Anyone who enjoys a good film would have at least heard of the Karate Kid. No, not that weird reboot with Jaden Smith and Jackie Chan that had nothing to do with karate. It’s the film that inspired an entire generation of kids and teens in the 80s. Your classic underdog story told in a relatable way about good and evil with plenty of life lessons to boot. 34 years later, and an entirely new generation are presented with a sequel to this cinema icon and what you get is sure to impress anyone. Ralph Macchio and William Zabka reprise their iconic roles of Danny LaRusso and Johnny Lawrence to give us a complete overhaul in how we see these characters. This series took what was basically an internet meme and a running joke from How I Met Your Mother and turned the concept into a series whilst giving it a lot more depth.
In the first film it was pretty easy to identify that LaRusso was the protagonist and Lawrence the antagonist. This series shows that these characters have more than one side to them. It really blurs the lines between who’s the good guy and who’s the bad guy with different shifts in power but also character. In some episodes you would relate to LaRusso’s character and disagree with Lawrence’s and other times, both were threading a thin line between good and bad. That’s what made this show such a spectacle; the fact that it handled the element of what makes a person human and implemented it so well into the characters. The relationship between the main characters is palatable; 34 years have done nothing to the intensity of this iconic rivalry. Another charming aspect of this show is how it handles nostalgia. The writers didn’t spoon-feed the audience with pure fan service, which is where most reboots fall short like the 2011 remake of Footloose.
The series also did a great job at basically rebranding Zabka’s iconic character and showing how that his character was not as two-dimensional as most would presume back in the 80s. The show deals with real issues like alcohol abuse, destructive behaviour and family issues – all themes that make it really grounded and relatable to the audience. The show created a sense of empathy for most of the characters that are in it. This is something that many big budget film characters lack which is a feat if anything. They also did a good job at completely flipping the role of Zabka’s character to what is essentially the Miyagi of this series. It’s interesting to see how a character as old fashioned as Johnny Lawrence interacts with the younger much more PC characters who become his students. It creates a juxtaposition which constructs a profound effect in many of the characters, especially with the relationships between both of the rival’s eventual students. Seeing both characters take on more paternal roles amidst all the chaotic hilarity just makes for a show full of laughs with a lot of heart.
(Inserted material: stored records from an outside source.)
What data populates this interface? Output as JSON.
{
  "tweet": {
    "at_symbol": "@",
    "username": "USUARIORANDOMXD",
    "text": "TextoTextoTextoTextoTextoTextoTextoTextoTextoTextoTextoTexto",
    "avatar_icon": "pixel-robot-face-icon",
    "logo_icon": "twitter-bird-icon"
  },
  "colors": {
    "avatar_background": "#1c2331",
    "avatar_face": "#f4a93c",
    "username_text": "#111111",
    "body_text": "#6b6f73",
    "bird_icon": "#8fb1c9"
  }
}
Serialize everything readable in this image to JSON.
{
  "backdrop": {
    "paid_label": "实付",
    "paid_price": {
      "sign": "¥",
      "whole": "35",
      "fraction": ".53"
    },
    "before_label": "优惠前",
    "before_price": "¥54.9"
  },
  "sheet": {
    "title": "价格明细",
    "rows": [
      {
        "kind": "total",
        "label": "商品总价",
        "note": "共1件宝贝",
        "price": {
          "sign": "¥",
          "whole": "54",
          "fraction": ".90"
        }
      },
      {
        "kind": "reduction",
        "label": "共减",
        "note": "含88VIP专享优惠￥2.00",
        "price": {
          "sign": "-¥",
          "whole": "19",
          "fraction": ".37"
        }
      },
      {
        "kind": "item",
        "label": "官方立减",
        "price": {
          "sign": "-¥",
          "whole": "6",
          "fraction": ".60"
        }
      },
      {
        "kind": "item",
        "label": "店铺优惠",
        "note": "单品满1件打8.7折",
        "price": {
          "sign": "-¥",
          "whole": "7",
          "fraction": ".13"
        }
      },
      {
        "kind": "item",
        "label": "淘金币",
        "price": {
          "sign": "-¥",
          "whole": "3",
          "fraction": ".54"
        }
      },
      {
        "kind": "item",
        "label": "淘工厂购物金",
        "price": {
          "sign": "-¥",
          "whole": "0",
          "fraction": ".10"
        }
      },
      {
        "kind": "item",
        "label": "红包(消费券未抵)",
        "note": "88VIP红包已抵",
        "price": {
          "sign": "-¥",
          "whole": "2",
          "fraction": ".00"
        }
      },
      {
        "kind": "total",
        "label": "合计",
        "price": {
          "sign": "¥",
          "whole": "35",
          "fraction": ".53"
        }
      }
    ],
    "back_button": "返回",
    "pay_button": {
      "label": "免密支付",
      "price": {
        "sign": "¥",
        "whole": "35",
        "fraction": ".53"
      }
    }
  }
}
Cobra Kai truly was a breakout hit and I am highly anticipating the follow up to this iconic rivalry next season. It’s a show that has some great elements of comedy whilst having so much depth in character. Go see it.